If American feminists think that U.S. media leads the way in objectifying women, they might be surprised to learn that buttoned-up Britain has been receiving a dose of naked breasts with breakfast for 42 years now. The tradition of 'Page 3 girls'—whereby a full-page photograph of a topless young woman appears on page 3 of The Sun, one of Britain's biggest-selling newspapers—began in 1970, and despite various campaigns to end it, no one has yet been successful in dismantling this retrogressive media 'institution'.
However, the latest 'No More Page 3' campaign, launched by U.K. feminist Lucy Holmes, seems to have captured the British public's imagination in an unprecedented way. Her polite request to Dominic Monahan, editor of The Sun, to stop showing "the naked breasts of a young woman in your widely-read "family" newspaper" has gained 52,000 signatures and has sparked a flurry of support on Twitter, Facebook, and across the blogosphere. Both women and men are signing, with comments ranging from the concise—"Because women contribute to society in many ways that do not involve a man's erection" to the poignant "Because I want my daughter growing up in a world that respects her for ALL she is, instead of treating her like meat". Although the lack of diversity on Page 3 has largely gone unaddressed, it's also worth mentioning that The Sun has always promoted the most prescriptive version of 'sexiness' imaginable—a white, slim, able-bodied, cisgendered young woman served up for male consumption. Of the thousands of women who have modelled for Page 3 since 1972, only four of them have been black.
But not every woman is willing to condemn Page 3. The Huffington Post's Rita Pal labels the campaign "emasculating," and argues that "we cannot control the biological sexual imperative of men"—that imperative being, presumably, to ogle the naked breasts of an 18-year-old while eating breakfast with your children.

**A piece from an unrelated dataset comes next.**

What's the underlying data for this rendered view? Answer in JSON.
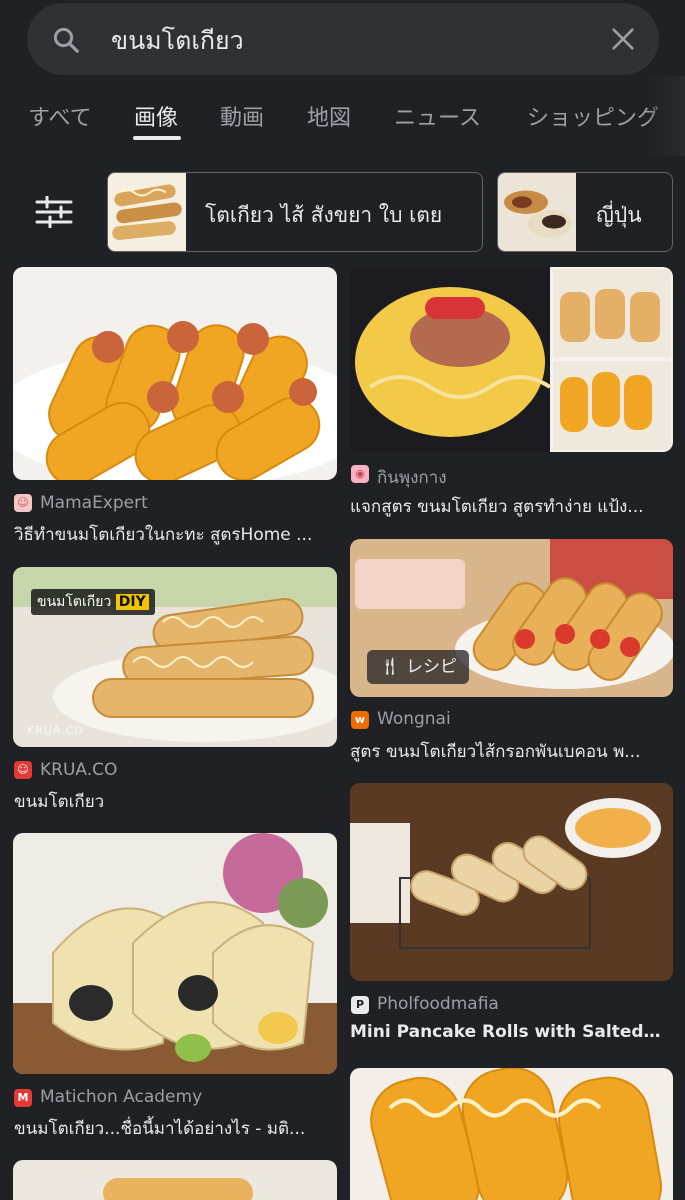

Elsewhere, Sarah O' Meara argues that the body-critical culture of celebrity magazines is far more harmful and offensive to women, and dismisses the idea that "removing [Page 3] would have a significant impact on gender politics."
The campaign does raise issues for feminists, some of whom might defend the right of glamour models to 'exploit' male weakness in return for monetary reward, and consider it patronizing to assume that the models are necessarily victims themselves. Like Rita Pal, sex-positive feminists may feel bound to defend Page 3's "message that women should be confident for who they are, in or out of their clothes" and reframe it as a celebration of female sexuality. However, I'd posit the notion that most women don't see their full and complex sexuality reflected anywhere in the Page 3 version of womanhood– "its passivity, its lack of demands on the male, and above all its perpetual availability" as U.K. feminist writer Joan Smith describes it—especially if they happen to be nonwhite, non-slim, non–large breasted, disabled, or transgendered. Which may explain why women are signing in their thousands.
As Joan Smith also pointed out as far back as 23 years ago, opponents of page 3 are doomed to be accused of "motives of envy and prudery ... particularly if they happen to be women." The 'prude' argument has repeatedly reared its head in opposition to the campaign as commenters sarcastically ask "Are you planning to campaign against all classical art featuring naked women?". Campaign supporters might respond that this argument deliberately conflates the reasonable notion that there's a time and a place for naked breasts (and a newspaper isn't it) with the myth that feminists wish to shut down all instances of sexual expression.
Nowhere were antifeminist silencing tactics more clearly demonstrated than in the treatment of MP Clare Short, who in 1986 attempted to introduce a bill into British Parliament to remove Page 3 girls from newspapers. Short's campaign received great support from British women "who finally felt encouraged to express their frustration about what they saw as a daily insult". However, she was also ridiculed in the British media, accused of jealousy by other MPs, and condemned by gay-rights groups and parts of the women's movement for encouraging censorship. Another attempt to introduce an anti-Page 3 Bill in 2004 resulted in hotpant-clad Sun models staging a 'photo protest' outside Short's house. Being a young and conventionally attractive feminist certainly hasn't protected Lucy Holmes from getting such a torrent of abuse online that she has already had to contact the police—sadly, 'twas ever thus when challenging media sexism—but this time, the campaign is standing strong.
The Sun remains tight-lipped on whether it will heed the demands of the campaign. In the meantime, more than 52,000 British women and men are united under the notion that, as UK comedian Jennifer Saunders puts it, "tits aren't news".
Image from 'No More Page 3' campaign page